The spate of assassinations in the 1960s are said to be due to the techniques of sinister US organisation MK-ultra, who indulge in mind control. The idea of such mind control became popular following Richard Condon’s book, The Manchurian Candidate, in which a US soldier was caught by the Chinese in Korea, brain-washed, and sent back to America, hypnotically programmed to assassinate a Presidential candidate, even though he was not aware of this fact.
An actual CIA backed MK-Ultra programme ls known to have been run from 1953-73, which included research in control techniques. However, the programme was shut down due to lack of success and over indulgence. Details of its activities were revealed by the Rockefeller Commission into CIA abuses in June 1975, and by the investigations of conspiriologist John Marks.

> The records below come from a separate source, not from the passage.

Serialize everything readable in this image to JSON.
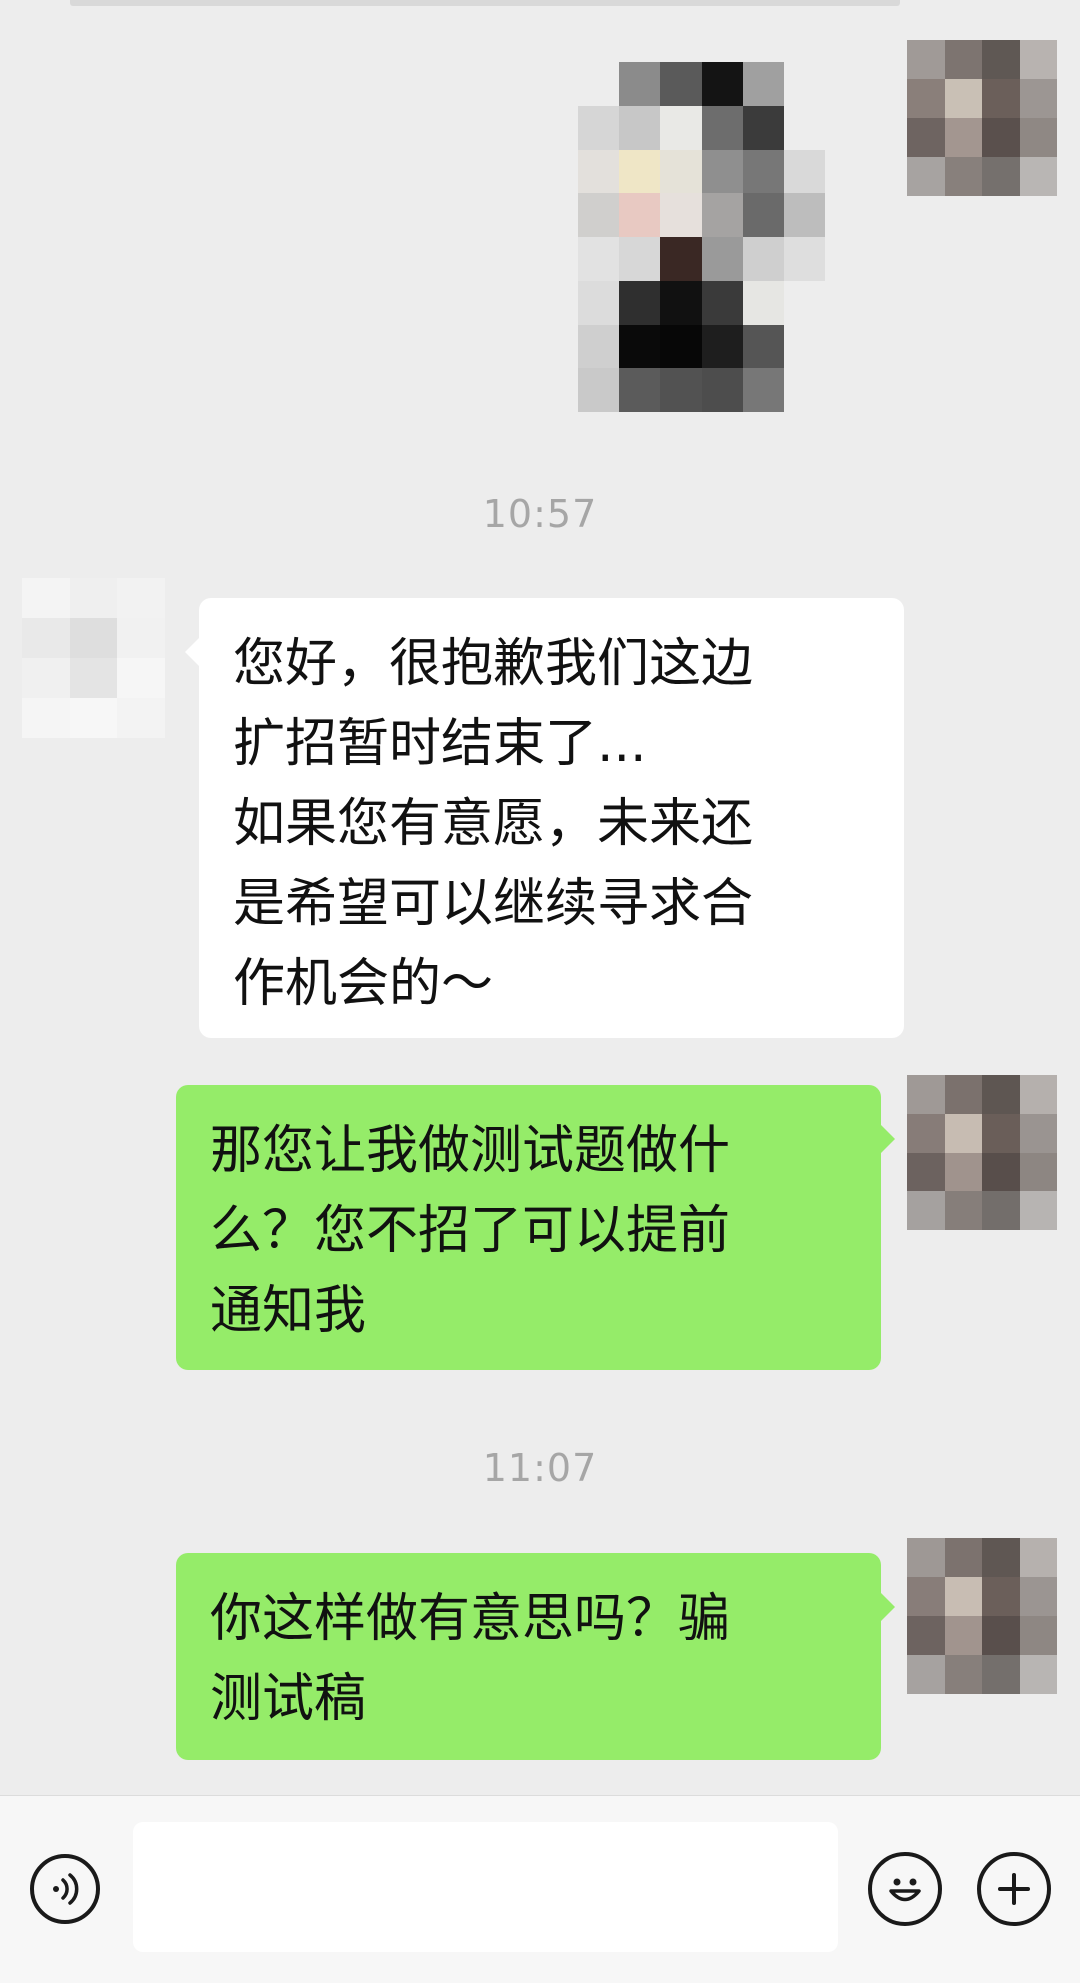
{
  "chat": {
    "messages": [
      {
        "type": "image",
        "side": "right"
      },
      {
        "type": "timestamp",
        "text": "10:57"
      },
      {
        "type": "text",
        "side": "left",
        "text": "您好，很抱歉我们这边扩招暂时结束了...\n如果您有意愿，未来还是希望可以继续寻求合作机会的～"
      },
      {
        "type": "text",
        "side": "right",
        "text": "那您让我做测试题做什么？您不招了可以提前通知我"
      },
      {
        "type": "timestamp",
        "text": "11:07"
      },
      {
        "type": "text",
        "side": "right",
        "text": "你这样做有意思吗？骗测试稿"
      }
    ]
  },
  "timestamps": {
    "first": "10:57",
    "second": "11:07"
  },
  "bubbles": {
    "incoming_1": "您好，很抱歉我们这边\n扩招暂时结束了...\n如果您有意愿，未来还\n是希望可以继续寻求合\n作机会的～",
    "outgoing_1": "那您让我做测试题做什\n么？您不招了可以提前\n通知我",
    "outgoing_2": "你这样做有意思吗？骗\n测试稿"
  },
  "input": {
    "value": "",
    "placeholder": ""
  },
  "icons": {
    "voice": "voice-icon",
    "emoji": "emoji-icon",
    "plus": "plus-icon"
  },
  "colors": {
    "background": "#ededed",
    "incoming_bubble": "#ffffff",
    "outgoing_bubble": "#95ec69",
    "timestamp_text": "#a6a6a6"
  }
}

Their many experiments included taking prostitutes to safe houses, giving them cocktails of LSD, and photographing the effects. In another test, a Dr Gottlieb, one of the researchers into hallucinogens, spiked the drinks of many of his co-workers with LSD. One of them, Dr Frank Olsen, became psychotic and, in 1953, threw himself out of a window.
Was it suicide, or had his mind been adapted? It is highly unlikely that such experiments could have been successful; and it certainly doesn’t answer the above assassinations. Indeed, what is often forgotten is that the assassins involved fit neatly into a definite pattern of behaviour that also arose in the 1960s.
These assassinations came in line with a huge rise in the number of serial and spree killers. Rising particularly in America, a whole frustrated generation seemed to produce a large number of frustrated loners who were determined to hit back at society.
Some took out their frustrations with a semi-automatic on a group of people, others chose certain weak members of society to kill one at a time on dark nights. It is therefore reasonable to assume that some of these loners would aim higher, and assassinate major figures.
(c) Anthony North, Jan 2007